Problem: Copy, from the material below, each line where "this" shows up.

Exercise data:
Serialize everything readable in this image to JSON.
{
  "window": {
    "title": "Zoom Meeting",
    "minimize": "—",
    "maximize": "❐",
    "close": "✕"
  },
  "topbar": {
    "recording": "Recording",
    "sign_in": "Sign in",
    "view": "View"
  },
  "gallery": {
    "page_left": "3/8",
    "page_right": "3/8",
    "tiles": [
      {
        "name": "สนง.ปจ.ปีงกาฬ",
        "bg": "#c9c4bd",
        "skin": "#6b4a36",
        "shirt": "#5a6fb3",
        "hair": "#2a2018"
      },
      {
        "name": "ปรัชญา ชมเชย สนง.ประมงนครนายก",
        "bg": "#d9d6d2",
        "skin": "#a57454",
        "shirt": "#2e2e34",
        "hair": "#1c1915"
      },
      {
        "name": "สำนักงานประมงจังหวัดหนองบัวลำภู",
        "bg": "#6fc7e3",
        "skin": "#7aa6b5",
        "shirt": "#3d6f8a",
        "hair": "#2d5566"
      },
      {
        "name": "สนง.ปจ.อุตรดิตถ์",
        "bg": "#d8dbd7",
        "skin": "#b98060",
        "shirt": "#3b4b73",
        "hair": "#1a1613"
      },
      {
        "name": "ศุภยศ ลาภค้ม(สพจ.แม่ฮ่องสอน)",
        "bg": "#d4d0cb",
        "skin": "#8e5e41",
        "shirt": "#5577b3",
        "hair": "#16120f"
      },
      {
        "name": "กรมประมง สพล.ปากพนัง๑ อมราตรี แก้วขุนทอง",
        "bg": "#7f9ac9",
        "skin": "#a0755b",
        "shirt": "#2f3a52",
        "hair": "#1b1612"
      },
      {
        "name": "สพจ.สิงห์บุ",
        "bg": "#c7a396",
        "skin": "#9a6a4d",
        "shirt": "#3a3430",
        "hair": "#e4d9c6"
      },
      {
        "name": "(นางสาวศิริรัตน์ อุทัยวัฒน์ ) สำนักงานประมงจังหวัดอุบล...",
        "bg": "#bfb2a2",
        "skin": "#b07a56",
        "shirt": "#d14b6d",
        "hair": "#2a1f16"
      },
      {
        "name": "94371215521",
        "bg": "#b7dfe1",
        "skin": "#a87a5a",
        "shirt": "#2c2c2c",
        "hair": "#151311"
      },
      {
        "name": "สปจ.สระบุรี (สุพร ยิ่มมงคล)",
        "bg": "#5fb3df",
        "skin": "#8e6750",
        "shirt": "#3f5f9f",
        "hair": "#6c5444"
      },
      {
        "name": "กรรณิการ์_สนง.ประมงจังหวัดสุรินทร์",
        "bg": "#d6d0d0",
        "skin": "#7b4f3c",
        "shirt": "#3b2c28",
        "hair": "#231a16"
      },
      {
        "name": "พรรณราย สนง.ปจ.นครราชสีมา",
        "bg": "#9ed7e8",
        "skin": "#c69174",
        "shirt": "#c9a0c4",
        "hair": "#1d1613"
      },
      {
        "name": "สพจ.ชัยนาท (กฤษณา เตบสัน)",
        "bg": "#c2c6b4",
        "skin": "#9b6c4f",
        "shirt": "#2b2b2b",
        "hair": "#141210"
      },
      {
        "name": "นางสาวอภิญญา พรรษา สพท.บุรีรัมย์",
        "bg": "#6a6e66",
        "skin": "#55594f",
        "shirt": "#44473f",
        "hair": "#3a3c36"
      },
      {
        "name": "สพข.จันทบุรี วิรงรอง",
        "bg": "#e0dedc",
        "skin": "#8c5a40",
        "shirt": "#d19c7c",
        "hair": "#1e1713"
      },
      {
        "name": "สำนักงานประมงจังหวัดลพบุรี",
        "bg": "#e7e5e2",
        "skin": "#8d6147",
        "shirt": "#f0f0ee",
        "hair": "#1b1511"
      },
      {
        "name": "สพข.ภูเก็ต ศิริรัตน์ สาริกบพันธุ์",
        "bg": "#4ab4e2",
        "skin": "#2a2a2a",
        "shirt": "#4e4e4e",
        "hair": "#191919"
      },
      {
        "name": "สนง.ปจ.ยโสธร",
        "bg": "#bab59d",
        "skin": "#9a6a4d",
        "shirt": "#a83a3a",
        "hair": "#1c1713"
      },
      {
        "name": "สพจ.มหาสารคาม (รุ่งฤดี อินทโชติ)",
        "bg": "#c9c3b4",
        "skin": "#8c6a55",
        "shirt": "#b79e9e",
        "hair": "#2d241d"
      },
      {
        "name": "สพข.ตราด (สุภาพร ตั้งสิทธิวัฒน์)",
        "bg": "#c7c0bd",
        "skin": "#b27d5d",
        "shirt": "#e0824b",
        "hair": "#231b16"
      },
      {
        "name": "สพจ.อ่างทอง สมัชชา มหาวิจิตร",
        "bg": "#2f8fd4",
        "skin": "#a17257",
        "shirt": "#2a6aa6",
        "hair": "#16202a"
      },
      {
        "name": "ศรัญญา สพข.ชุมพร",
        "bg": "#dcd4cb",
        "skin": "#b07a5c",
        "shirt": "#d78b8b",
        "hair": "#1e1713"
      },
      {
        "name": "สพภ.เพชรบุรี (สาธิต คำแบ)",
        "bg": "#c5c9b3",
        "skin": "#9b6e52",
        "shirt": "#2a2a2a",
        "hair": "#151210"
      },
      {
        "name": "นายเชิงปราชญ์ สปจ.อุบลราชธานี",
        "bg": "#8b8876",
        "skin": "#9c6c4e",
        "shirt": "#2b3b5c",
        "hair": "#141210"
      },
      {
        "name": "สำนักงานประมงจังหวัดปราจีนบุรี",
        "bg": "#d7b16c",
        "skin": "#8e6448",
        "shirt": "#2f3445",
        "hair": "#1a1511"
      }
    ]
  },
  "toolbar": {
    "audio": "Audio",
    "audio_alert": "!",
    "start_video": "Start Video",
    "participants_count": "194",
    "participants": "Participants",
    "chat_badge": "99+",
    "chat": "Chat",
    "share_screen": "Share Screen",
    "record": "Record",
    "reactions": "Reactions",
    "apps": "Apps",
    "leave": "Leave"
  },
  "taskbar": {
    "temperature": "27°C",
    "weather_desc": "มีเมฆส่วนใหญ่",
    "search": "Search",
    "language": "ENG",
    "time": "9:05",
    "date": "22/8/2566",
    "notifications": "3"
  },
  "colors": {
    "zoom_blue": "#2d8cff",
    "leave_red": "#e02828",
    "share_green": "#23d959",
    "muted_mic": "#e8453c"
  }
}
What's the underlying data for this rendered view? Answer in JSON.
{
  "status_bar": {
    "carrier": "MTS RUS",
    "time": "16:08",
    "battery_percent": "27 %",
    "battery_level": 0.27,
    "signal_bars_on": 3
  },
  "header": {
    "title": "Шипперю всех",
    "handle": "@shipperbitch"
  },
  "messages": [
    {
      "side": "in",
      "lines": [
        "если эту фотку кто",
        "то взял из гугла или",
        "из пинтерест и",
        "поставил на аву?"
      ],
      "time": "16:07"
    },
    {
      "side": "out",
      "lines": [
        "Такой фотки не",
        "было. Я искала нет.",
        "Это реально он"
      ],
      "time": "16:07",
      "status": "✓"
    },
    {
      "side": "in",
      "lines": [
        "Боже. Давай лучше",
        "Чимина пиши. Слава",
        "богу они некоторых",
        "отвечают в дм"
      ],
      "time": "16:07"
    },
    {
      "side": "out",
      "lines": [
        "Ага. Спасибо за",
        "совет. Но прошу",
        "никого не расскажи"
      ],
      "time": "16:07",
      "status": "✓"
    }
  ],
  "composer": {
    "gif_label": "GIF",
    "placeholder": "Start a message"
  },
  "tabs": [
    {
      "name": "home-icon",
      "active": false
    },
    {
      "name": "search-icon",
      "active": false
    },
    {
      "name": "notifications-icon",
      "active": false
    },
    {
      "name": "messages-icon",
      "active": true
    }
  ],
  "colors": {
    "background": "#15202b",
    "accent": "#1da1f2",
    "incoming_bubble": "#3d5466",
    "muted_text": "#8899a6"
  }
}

Exercise solution:
Serialize everything readable in this image to JSON.
What's the underlying data for this rendered view? Answer in JSON.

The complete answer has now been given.